Chicago isn’t safe. Not even police officers coming home from the end of their shift are safe from thugs running roughshod over the community. When police officers armed with guns aren’t safe, how can the little people without guns be safe?
Chicago Police Officer Areaneah Preston had her whole life ahead of her. 24 years old, she was set to graduate from Loyola in a week with a Master’s Degree in Child and Family Law. The young woman would make a positive difference in the world. She would make her mom and dad proud grandparents and lead a productive life as either a police officer or perhaps eventually as an attorney.
“Trying to make a chance on this Earth” failed as an armed robber tried to stick her up as she arrived home after her shirt with CPD at about 1:40a.m. Sadly, it looks as though she was shot and it took 30 minutes for an officer to check out the shots fired call when a car found her body outside her residence.
CHICAGO — Officials have released no new details about what they believe led up to the fatal shooting of a young Chicago police officer as she returned home from work early Saturday.
Among the many questions that will be asked in the days ahead is this: Why did it take the Chicago Police Department 30 minutes to respond and locate the officer after a ShotSpotter registered shots fired at the exact address where she was found lying in a yard?
Here’s the latest in the tragic death of Officer Areanah Preston, 24, who joined CPD three years ago and had just finished working her shift in a Far South Side police district.
Police have not publicly spoken about what they think happened as Preston arrived home in the 8100 block of South Blackstone around 1:42 a.m.
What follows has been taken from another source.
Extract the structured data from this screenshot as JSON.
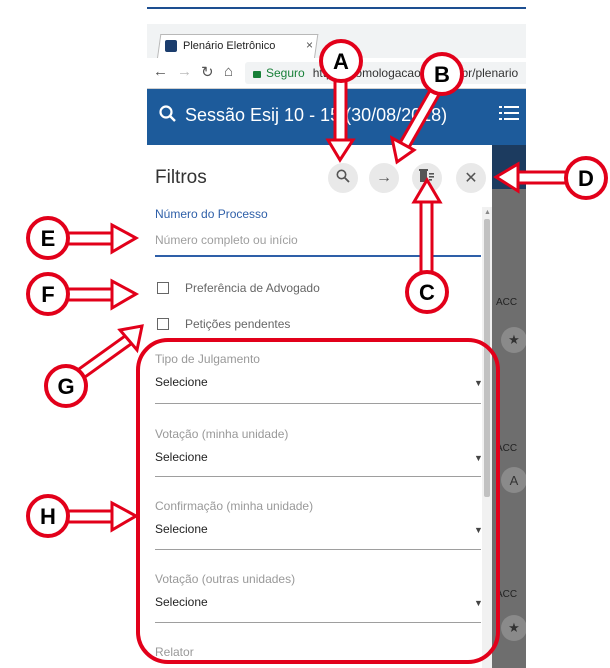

The Sun-Times reported that Preston was shot during a robbery, and her gun was taken.
In fact, CPD recently warned residents in the local police districts about three armed robberies that occurred late on April 28. Those robberies involved a group of masked and armed men who targeted victims as they exited their vehicles.
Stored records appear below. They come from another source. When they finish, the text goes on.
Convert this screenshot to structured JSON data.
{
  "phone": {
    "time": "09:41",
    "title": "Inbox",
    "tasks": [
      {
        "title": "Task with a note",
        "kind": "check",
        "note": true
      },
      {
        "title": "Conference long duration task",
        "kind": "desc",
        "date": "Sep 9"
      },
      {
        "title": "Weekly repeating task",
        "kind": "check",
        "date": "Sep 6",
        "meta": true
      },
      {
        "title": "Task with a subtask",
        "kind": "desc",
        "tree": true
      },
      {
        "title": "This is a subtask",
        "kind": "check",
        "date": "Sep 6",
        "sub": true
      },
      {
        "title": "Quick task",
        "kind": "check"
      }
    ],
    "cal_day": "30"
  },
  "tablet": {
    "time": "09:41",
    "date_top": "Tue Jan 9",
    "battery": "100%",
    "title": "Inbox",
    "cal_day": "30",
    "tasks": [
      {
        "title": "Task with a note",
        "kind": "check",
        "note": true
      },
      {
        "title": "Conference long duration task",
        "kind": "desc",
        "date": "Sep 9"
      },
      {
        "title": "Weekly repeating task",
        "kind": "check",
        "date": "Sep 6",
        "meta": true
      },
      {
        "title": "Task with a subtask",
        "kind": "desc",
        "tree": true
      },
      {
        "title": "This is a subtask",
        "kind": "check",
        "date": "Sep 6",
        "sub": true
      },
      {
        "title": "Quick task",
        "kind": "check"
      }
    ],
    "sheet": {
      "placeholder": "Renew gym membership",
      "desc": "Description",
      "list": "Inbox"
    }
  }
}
Ring surveillance video of one of the April 28 robberies began circulating online Saturday with false claims that it showed the moments before Preston was attacked.
A ShotSpotter recording of the gunfire, provided to CWBChicago by a source, appears to have captured three individual gunshots in quick succession followed by a short round of automatic fire.
Late Saturday afternoon, Chicago police located the getaway car that investigators had linked to Preston’s murder. The red Kia, stolen from the 4700 block of South Indiana, was found burned in the 7200 block of South Eberhart, according to a law enforcement source.
CPD radio transmissions show that police first learned of gunfire at the address where Preston was killed 30 minutes before officers found her. What happened? That’s something city leaders will need to answer.
But here’s what the radio activity reveals:
At 1:09 Saturday morning, a police dispatcher went on air to read off a list of pending assignments in the South Chicago (4th) District. He read off 26 calls, some hours old, waiting for officers to handle.
Later, at 1:43 a.m., an officer in a neighboring district radioed that they heard “like a burst” of gunfire to their south.
Moments after that, an officer in the 4th District came on the air. He said a ShotSpotter gunfire detector registered nine shots fired at the exact address where Preston was later found. The dispatcher repeated the information, but no officers were assigned to investigate the ShotSpotter information.
Three minutes later, an officer asked if any calls had been received about a person who had been shot. None had, the dispatcher confirmed.
Then, at 2:02 a.m., the dispatcher reported that an Apple Watch had alerted to a traffic accident at the address right next door to the one that ShotSpotter had provided. Apple Watches can be set to call for help if they detect movement that they believe resembles a car crash. But it can misinterpret other actions, such as falling down, as a crash, according to some owners we spoke with.
With that information, the dispatcher assigned the Apple Watch call to a patrol car and advised them of the ShotSpotter information, too. An officer advised that they were on their way but were not close by.
Finally, at 2:15 a.m., the assigned officer jumped on the radio to declare an emergency: an off-duty officer had been shot at the Blackstone location.